- _TASK_
Reproduce the data below in full and to the letter, images excepted.

BEGIN

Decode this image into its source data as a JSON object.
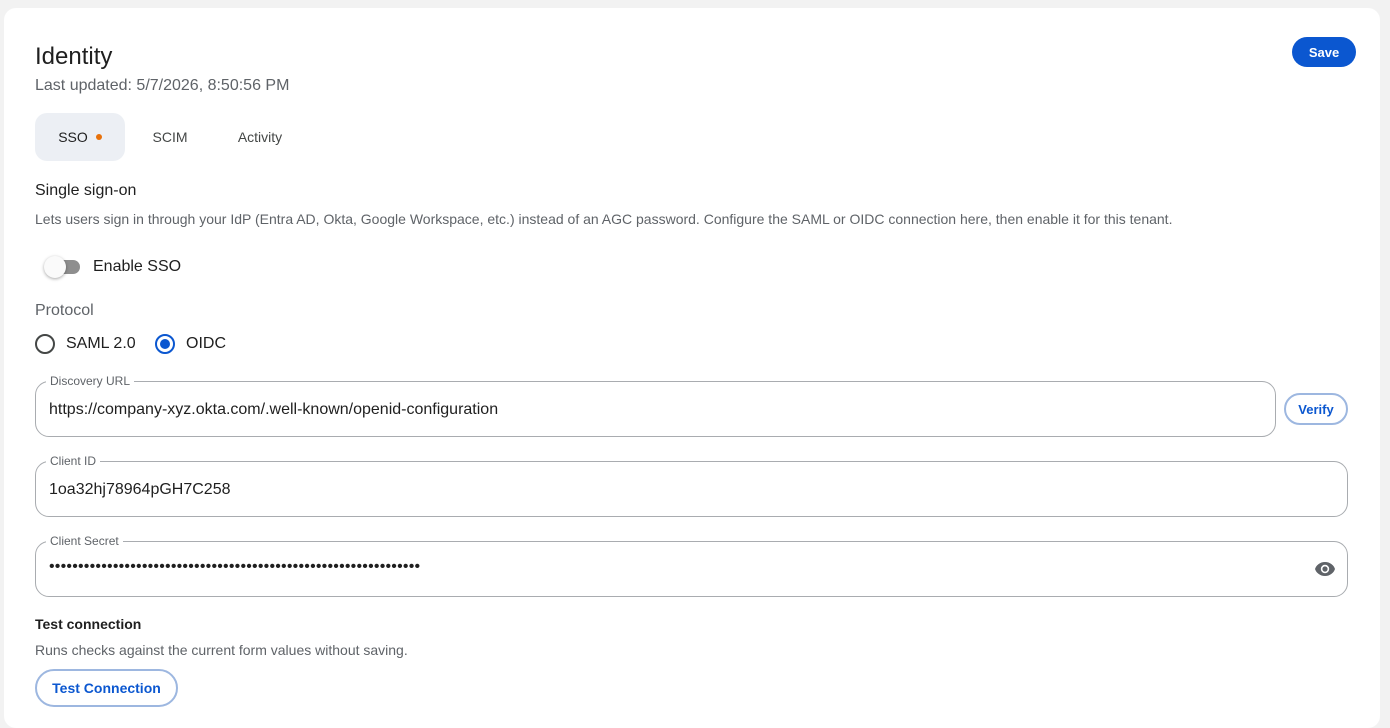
{
  "header": {
    "title": "Identity",
    "last_updated": "Last updated: 5/7/2026, 8:50:56 PM",
    "save_label": "Save"
  },
  "tabs": [
    {
      "label": "SSO",
      "active": true,
      "has_indicator": true
    },
    {
      "label": "SCIM",
      "active": false
    },
    {
      "label": "Activity",
      "active": false
    }
  ],
  "sso": {
    "title": "Single sign-on",
    "description": "Lets users sign in through your IdP (Entra AD, Okta, Google Workspace, etc.) instead of an AGC password. Configure the SAML or OIDC connection here, then enable it for this tenant.",
    "enable_label": "Enable SSO",
    "enabled": false,
    "protocol_label": "Protocol",
    "protocol_options": [
      "SAML 2.0",
      "OIDC"
    ],
    "protocol_selected": "OIDC",
    "discovery_url": {
      "label": "Discovery URL",
      "value": "https://company-xyz.okta.com/.well-known/openid-configuration",
      "verify_label": "Verify"
    },
    "client_id": {
      "label": "Client ID",
      "value": "1oa32hj78964pGH7C258"
    },
    "client_secret": {
      "label": "Client Secret",
      "masked_value": "••••••••••••••••••••••••••••••••••••••••••••••••••••••••••••••••"
    }
  },
  "test": {
    "title": "Test connection",
    "description": "Runs checks against the current form values without saving.",
    "button_label": "Test Connection"
  },
  "colors": {
    "primary": "#0b57d0",
    "indicator": "#e8710a",
    "active_tab_bg": "#eceff4"
  }
}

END

- _TASK ANSWER_
Decode this image into its source data as a JSON object.
{
  "header": {
    "title": "Identity",
    "last_updated": "Last updated: 5/7/2026, 8:50:56 PM",
    "save_label": "Save"
  },
  "tabs": [
    {
      "label": "SSO",
      "active": true,
      "has_indicator": true
    },
    {
      "label": "SCIM",
      "active": false
    },
    {
      "label": "Activity",
      "active": false
    }
  ],
  "sso": {
    "title": "Single sign-on",
    "description": "Lets users sign in through your IdP (Entra AD, Okta, Google Workspace, etc.) instead of an AGC password. Configure the SAML or OIDC connection here, then enable it for this tenant.",
    "enable_label": "Enable SSO",
    "enabled": false,
    "protocol_label": "Protocol",
    "protocol_options": [
      "SAML 2.0",
      "OIDC"
    ],
    "protocol_selected": "OIDC",
    "discovery_url": {
      "label": "Discovery URL",
      "value": "https://company-xyz.okta.com/.well-known/openid-configuration",
      "verify_label": "Verify"
    },
    "client_id": {
      "label": "Client ID",
      "value": "1oa32hj78964pGH7C258"
    },
    "client_secret": {
      "label": "Client Secret",
      "masked_value": "••••••••••••••••••••••••••••••••••••••••••••••••••••••••••••••••"
    }
  },
  "test": {
    "title": "Test connection",
    "description": "Runs checks against the current form values without saving.",
    "button_label": "Test Connection"
  },
  "colors": {
    "primary": "#0b57d0",
    "indicator": "#e8710a",
    "active_tab_bg": "#eceff4"
  }
}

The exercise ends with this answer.